surprise.
     "This has not been discussed so far. However, it would certainly be up for
consideration if we were to further cut rates, an option which is obviously not
on the table at present," one source said.
     "We would need to go well below negative, like the Swiss central bank did a
while ago when it cut rates below the negative levels of the ECB."
     France's Central Bank Governor Francois Villeroy de Galhau, concerned by
the effect of negative rates on French banks' profitability, has argued in
favour of tiering for some time, but the idea had never previously gained
traction, several sources said. ECB President Draghi's comments late in March
that the Bank may need to look at ways to help lenders cope with negative rates
suggested to some investors that tiering might be moving closer to reality.
     "It surprised me - one wonders what triggered it. The negative effects of
negative interest rates on banks have been reiterated to the Governing Council a
number of times, particularly on the French side," one ECB official told MNI,
speculating that the mention of tiering might be related to the process of
choosing Draghi's successor. "It does open up the possibility of further
negative rates in future, but I don't currently see a real need to reduce it
further rather than to prolong rates at the current level."
     --NOWHERE NEAR MAINSTREAM
     Another source said the topic of tiering - which would apply different
rates to banks' deposits depending on how much they kept with the ECB, thus
reducing the drag on their profits - had not even made it to the Committee
stage, a vital first step before any discussion of the matter in the Governing
Council.
     "Somewhere in a dark room in Euro Tower, a couple of ECB economists are
studying the impact of a trade deal with Mars," a fourth source said. "Just
because somewhere some academics are studying it, it doesn't mean it's yet
anywhere near the mainstream discussion."
     "Of course, there is a chance that one day it will again be a Governing
Council discussion we have to have, but it really isn't for now.
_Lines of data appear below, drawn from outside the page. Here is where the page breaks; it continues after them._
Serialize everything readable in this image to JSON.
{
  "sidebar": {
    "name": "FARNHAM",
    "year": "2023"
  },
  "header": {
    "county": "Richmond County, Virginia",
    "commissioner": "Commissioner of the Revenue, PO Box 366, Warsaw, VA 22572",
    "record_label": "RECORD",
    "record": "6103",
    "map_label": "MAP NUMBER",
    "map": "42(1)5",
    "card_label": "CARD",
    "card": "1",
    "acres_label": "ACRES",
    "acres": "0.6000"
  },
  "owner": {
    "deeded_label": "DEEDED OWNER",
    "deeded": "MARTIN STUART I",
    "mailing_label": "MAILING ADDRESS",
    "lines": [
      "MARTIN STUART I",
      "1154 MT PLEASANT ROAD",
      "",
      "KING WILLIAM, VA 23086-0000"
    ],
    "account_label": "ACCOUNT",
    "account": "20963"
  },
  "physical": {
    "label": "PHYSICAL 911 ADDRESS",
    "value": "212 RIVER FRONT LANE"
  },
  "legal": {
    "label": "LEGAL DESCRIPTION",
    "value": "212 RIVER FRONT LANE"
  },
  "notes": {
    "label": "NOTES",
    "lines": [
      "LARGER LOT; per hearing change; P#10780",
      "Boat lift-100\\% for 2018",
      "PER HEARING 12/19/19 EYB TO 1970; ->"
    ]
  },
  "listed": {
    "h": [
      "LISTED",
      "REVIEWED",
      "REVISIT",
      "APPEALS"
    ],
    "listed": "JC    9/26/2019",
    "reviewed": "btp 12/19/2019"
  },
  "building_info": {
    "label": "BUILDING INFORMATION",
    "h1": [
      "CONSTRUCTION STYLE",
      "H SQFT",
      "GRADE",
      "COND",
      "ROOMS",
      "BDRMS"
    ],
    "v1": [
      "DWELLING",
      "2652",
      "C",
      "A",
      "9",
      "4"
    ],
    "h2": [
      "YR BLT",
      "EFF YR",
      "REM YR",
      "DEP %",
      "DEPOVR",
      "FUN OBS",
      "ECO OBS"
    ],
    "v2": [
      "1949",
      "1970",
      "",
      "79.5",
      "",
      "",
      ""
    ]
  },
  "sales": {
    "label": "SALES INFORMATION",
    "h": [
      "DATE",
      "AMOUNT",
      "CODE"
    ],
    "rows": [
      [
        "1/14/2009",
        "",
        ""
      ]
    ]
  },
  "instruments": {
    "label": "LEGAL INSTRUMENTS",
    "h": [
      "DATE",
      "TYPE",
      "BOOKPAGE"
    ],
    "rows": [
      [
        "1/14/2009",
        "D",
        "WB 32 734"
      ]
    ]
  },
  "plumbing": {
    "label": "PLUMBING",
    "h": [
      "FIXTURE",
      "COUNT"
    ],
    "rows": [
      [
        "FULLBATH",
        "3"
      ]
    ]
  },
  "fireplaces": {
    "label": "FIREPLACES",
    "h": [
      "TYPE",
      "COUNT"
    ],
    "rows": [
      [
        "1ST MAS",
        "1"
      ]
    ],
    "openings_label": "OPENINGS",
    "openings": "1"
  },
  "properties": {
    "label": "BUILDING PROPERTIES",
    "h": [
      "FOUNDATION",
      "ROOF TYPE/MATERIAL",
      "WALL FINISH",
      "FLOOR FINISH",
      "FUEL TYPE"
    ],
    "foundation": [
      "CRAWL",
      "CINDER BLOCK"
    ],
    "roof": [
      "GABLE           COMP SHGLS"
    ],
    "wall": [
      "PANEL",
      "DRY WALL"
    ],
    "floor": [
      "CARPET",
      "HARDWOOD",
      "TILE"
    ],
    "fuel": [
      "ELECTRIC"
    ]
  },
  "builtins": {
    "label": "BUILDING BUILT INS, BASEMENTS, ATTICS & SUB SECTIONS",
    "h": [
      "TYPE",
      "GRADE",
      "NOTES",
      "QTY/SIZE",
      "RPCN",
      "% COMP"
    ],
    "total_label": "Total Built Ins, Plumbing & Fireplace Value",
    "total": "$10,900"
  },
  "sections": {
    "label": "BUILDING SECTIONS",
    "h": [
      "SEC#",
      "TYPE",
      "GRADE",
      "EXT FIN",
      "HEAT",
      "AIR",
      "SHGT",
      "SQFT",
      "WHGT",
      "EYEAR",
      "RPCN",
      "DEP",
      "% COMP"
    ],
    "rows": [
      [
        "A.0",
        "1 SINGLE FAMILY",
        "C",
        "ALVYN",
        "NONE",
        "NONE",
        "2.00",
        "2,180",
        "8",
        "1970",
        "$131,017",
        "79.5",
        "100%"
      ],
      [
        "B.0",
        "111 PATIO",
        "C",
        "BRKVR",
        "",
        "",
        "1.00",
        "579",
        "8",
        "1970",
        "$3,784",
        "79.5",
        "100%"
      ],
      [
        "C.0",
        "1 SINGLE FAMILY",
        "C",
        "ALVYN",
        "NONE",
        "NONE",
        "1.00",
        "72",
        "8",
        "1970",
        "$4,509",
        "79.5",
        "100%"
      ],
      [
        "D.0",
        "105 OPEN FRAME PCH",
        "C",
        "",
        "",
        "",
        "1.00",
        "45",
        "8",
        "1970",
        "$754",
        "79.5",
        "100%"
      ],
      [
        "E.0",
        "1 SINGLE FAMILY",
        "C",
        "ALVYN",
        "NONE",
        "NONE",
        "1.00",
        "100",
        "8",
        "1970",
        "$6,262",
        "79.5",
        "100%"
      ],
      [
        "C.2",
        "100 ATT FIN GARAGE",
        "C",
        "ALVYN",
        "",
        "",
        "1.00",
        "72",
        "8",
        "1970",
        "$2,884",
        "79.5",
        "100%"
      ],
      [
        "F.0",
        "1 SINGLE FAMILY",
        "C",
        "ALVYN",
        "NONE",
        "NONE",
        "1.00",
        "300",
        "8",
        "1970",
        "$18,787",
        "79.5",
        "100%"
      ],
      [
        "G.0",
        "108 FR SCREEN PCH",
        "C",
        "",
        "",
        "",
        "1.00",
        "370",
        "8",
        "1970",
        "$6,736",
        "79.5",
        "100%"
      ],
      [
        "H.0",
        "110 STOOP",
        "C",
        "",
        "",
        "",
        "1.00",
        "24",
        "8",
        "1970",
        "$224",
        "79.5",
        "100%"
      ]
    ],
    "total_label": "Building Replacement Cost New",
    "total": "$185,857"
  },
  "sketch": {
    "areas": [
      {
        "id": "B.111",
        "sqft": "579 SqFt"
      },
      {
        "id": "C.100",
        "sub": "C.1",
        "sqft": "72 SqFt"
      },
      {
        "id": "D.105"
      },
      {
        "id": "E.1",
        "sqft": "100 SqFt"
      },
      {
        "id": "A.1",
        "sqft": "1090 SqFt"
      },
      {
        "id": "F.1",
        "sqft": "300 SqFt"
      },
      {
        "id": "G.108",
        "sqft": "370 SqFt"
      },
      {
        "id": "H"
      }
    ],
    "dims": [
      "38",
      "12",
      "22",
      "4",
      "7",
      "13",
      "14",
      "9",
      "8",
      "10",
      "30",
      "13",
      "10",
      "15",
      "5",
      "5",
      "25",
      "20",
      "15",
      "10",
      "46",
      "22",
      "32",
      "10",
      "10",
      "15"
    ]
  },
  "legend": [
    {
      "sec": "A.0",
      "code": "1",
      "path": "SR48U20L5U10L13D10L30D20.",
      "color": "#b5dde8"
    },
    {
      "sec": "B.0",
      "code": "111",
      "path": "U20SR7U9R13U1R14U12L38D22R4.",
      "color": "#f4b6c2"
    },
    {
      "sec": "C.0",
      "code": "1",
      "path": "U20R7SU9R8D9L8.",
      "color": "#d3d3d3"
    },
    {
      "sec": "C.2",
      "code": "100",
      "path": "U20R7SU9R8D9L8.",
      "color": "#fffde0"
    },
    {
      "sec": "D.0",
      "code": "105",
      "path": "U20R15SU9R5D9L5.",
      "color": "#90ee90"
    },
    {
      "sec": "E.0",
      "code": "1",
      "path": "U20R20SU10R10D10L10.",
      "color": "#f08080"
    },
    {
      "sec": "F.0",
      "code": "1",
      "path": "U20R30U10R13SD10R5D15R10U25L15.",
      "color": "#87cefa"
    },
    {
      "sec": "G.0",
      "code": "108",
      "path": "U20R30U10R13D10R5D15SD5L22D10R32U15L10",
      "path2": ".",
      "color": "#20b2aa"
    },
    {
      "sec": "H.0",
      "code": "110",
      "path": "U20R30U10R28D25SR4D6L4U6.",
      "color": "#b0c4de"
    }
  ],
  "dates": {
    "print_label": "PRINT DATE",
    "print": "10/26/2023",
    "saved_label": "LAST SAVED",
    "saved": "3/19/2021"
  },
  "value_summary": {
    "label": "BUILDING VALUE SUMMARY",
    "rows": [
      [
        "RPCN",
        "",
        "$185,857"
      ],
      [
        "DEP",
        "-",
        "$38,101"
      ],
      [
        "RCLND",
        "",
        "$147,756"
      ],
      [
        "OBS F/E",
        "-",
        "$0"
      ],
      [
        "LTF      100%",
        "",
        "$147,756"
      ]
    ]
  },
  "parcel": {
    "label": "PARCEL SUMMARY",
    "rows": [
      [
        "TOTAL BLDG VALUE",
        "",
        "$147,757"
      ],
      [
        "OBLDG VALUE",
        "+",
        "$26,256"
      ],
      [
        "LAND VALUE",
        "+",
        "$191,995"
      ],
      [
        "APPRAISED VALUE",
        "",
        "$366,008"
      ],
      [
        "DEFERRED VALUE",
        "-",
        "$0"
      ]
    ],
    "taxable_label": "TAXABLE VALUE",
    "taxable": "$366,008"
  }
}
And as to bank
profitability, of course there has been an impact, but that must be seen in the
context of the beneficial economic support the extraordinary policy measures
gave."
     The flurry of interest in tiering comes just after the ECB said in March
that it would provide additional cheap funding for banks, with a third round of
targeted longer-term refinancing operations to be made available in September.
Sources were divided as to when more detailed TLTRO terms will be announced,
with one saying by June, and another that it could be later than that, but
several agreed that TLTROs are of more use to Italian banks than to those of
other countries.
     "The fact is we're always under pressure from the banks for help and we
can't be seen to be making policy to help them all the time," said another
source, pointing to remarks by the ECB's Chief Economist Peter Praet, who said
that tiering would require a monetary policy justification.
     "It's important to remember the context in which tiering came up," said the
official, referring to market chatter which surfaced a month or so ago.
"Previously the expectation was that we might be able to raise the deposit rate
a little bit this year or next. Now the markets are not so sure and so it's a
prolongation of the problem for the banks."
     "For years the banks have made less from interest rates (as a result of
negative rates) but they sold bonds (under QE) and made up for that on the asset
side."
     An ECB spokesman said he could not comment on the matter.
--MNI London Bureau; +44 203 865 3829; email: jason.webb@marketnews.com
[TOPICS: M$E$$$,M$X$$$,MT$$$$,MX$$$$,M$$EC$]